[Problem statement]: Each line of the data below that includes the string "エクスプローラー" must be copied.

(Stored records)
▼

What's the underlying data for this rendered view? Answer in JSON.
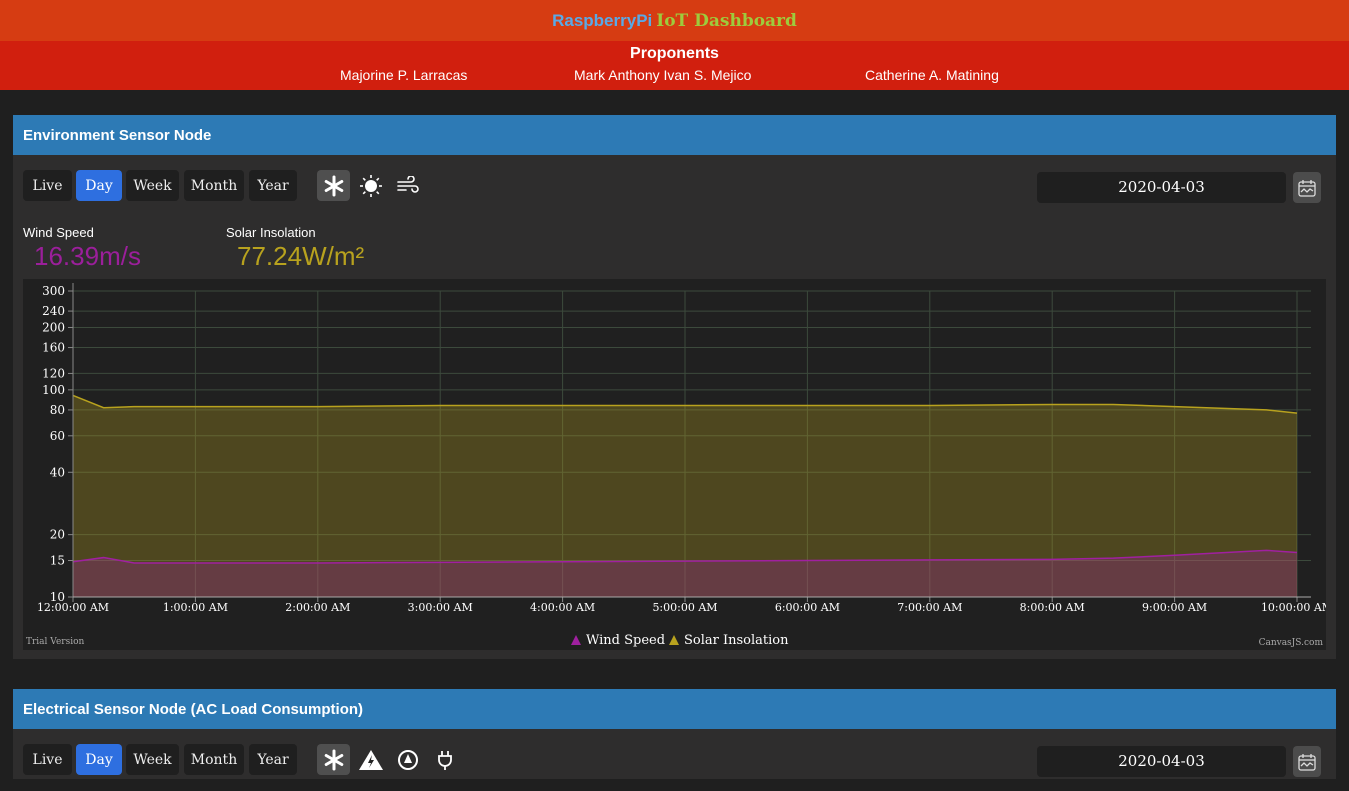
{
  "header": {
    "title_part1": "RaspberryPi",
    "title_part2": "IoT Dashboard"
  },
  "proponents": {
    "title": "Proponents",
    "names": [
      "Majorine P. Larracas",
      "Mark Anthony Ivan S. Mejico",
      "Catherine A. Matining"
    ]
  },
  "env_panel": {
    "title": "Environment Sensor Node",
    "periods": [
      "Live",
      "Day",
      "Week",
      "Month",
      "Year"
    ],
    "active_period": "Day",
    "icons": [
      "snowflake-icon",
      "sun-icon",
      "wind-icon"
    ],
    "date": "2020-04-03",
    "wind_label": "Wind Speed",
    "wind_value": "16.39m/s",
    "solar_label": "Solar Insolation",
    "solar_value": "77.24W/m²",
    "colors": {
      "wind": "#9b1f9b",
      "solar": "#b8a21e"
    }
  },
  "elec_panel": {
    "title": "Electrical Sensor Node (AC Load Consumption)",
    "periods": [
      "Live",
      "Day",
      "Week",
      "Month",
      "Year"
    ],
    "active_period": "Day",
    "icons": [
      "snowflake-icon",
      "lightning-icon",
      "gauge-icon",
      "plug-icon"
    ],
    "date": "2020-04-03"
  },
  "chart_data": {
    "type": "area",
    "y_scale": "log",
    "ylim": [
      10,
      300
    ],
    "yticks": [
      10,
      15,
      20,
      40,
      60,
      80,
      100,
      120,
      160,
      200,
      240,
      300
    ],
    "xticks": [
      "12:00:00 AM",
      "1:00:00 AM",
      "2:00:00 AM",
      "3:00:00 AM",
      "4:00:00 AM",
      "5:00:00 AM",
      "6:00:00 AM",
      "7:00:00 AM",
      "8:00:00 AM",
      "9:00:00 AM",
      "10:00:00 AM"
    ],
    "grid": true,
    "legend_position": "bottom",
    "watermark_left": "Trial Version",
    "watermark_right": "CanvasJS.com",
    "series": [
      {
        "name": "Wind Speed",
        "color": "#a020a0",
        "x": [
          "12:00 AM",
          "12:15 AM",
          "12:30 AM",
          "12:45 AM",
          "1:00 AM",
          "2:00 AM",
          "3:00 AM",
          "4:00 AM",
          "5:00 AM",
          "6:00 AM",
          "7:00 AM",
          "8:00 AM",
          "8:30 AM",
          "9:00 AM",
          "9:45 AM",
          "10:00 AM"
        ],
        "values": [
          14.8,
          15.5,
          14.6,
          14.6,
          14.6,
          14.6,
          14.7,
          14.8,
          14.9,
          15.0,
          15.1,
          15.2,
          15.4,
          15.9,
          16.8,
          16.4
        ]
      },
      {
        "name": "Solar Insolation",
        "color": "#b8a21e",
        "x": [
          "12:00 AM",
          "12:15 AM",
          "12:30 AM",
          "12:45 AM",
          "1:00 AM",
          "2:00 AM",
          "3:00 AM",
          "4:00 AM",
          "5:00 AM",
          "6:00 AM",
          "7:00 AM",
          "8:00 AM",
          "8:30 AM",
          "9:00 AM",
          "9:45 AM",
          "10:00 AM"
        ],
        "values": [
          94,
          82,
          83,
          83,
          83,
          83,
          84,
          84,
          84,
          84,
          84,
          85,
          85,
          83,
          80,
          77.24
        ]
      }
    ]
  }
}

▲
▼

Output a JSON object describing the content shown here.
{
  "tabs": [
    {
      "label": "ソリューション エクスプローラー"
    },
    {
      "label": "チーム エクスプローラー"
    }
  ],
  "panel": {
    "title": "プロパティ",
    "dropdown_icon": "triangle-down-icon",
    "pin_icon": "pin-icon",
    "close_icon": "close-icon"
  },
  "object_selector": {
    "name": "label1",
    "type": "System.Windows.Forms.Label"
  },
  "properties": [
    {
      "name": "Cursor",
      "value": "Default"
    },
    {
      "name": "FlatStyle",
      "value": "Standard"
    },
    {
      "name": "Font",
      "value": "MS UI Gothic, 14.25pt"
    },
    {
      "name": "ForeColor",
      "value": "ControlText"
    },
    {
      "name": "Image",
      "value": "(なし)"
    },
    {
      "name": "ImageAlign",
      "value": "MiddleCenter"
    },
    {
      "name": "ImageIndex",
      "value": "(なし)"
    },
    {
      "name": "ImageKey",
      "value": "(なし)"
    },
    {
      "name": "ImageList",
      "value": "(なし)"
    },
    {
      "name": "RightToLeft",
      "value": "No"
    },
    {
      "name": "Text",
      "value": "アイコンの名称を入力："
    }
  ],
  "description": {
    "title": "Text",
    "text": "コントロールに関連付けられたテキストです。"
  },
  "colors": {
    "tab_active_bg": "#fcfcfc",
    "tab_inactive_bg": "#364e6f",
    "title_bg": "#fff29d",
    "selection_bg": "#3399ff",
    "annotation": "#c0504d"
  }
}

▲
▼

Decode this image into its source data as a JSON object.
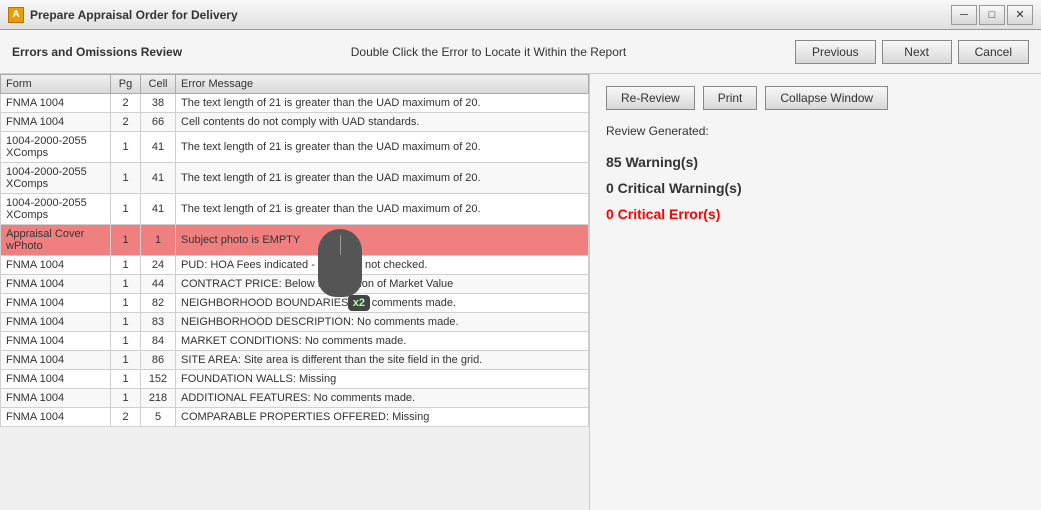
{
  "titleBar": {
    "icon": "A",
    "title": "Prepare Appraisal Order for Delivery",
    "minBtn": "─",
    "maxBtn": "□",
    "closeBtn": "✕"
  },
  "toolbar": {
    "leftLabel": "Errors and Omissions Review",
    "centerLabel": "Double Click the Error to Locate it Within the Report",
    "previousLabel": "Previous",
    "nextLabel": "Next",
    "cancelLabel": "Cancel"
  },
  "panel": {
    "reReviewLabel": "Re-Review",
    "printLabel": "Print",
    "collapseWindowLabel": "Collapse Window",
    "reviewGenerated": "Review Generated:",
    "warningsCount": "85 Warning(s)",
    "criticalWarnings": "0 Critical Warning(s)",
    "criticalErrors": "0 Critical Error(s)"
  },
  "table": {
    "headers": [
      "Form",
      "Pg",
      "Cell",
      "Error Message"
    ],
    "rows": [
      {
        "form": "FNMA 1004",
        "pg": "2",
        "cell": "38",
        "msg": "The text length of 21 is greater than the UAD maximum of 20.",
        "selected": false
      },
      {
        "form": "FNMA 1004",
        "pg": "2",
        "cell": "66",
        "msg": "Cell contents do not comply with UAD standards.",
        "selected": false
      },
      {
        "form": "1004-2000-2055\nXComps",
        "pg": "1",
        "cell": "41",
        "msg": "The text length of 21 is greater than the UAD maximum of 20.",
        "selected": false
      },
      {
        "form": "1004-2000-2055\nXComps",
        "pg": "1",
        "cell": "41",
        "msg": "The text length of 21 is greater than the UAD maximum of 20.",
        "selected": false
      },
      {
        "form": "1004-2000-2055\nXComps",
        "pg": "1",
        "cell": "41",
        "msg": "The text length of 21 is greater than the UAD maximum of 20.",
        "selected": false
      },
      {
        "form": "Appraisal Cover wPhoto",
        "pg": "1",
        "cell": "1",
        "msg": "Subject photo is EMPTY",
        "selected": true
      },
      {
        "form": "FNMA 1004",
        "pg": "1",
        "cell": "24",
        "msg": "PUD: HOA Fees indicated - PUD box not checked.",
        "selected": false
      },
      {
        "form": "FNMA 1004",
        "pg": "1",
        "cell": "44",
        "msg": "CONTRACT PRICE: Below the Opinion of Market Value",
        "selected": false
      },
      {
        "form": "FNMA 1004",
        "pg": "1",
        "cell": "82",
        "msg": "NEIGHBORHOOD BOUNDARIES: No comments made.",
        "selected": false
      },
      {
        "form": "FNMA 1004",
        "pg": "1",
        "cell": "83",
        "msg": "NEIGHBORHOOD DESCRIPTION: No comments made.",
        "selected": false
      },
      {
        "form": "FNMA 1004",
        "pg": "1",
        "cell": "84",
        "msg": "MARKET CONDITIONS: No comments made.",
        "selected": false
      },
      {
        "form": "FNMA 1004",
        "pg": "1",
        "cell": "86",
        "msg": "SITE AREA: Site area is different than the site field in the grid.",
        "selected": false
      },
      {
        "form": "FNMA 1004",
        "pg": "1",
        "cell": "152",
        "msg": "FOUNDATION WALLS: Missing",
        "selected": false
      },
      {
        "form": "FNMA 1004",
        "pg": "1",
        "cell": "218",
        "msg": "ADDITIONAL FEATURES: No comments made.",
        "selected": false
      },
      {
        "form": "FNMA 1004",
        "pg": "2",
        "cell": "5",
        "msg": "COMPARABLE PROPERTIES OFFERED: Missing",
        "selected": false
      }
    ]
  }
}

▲

[Exercise solution]:
      "label": "ソリューション エクスプローラー"
      "label": "チーム エクスプローラー"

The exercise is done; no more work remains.